Since the nameplate was first introduced in 1955, we have been on the brink of the biggest change in the Toyota Crown.
The Crown Hall is a large sedan currently in its fifteenth generation, with the latest generation closely related to the Toyota Mirai and the Lexus LS. Although no longer offered in the United States, it serves as Toyota’s mainstream flagship (the automaker also has an exclusive Century sedan that sells for Bentley’s money) and has significance because the original Crown was the first passenger car made in Japan and built entirely.
Citing anonymous sources, Reuters Toyota reportedly plans to launch a newly designed Crown sedan this summer and a new Crown SUV a year later. The SUV will have hybrid, plug-in hybrid and electric options and will be exported to North America and China. The hybrid versions are expected to launch in mid-2023 and the electric version is expected to be available early next year. According to sources, plans to export the Electric Crown SUV have not been finalized.
The Toyota City plant in Aichi Prefecture, Japan, is expected to produce both sedans and SUVs.
At its peak in 1990, annual crown sales were over 200,000 units. Last year, Toyota sold only 21,000 units in Japan, the main market for sedans. Adding more popular SUV body styles and new markets will help ensure that the crown nameplate will stick around for years to come.
It is possible that the Crown SUV could be paired with a new Lexus SUV to sit side by side with LS and LC in Lexus’ flagship range, possibly wearing an LQ badge. The 2018 Lexus LF-1 Limitless concept is thought to be a prelude to the new Lexus SUV.
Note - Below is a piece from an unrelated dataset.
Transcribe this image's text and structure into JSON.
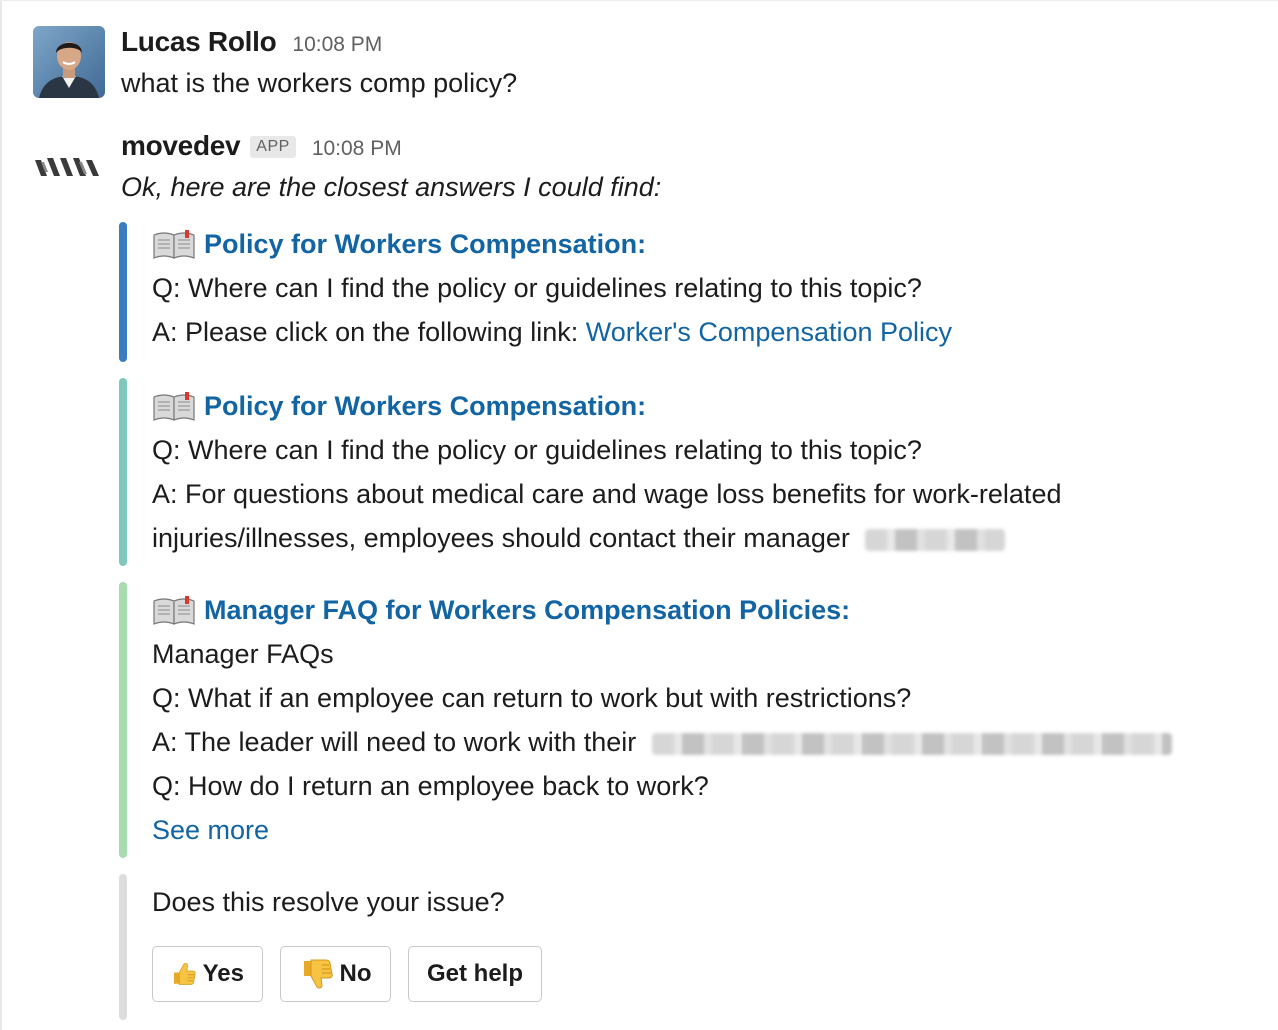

Note that both Toyota and Lexus are planning to launch a US-made three-row SUV in the near future. They will be made at a plant in Princeton, Indiana. Toyota is expected to be called the Grand Highlander and Lexus the TX. Stay tuned.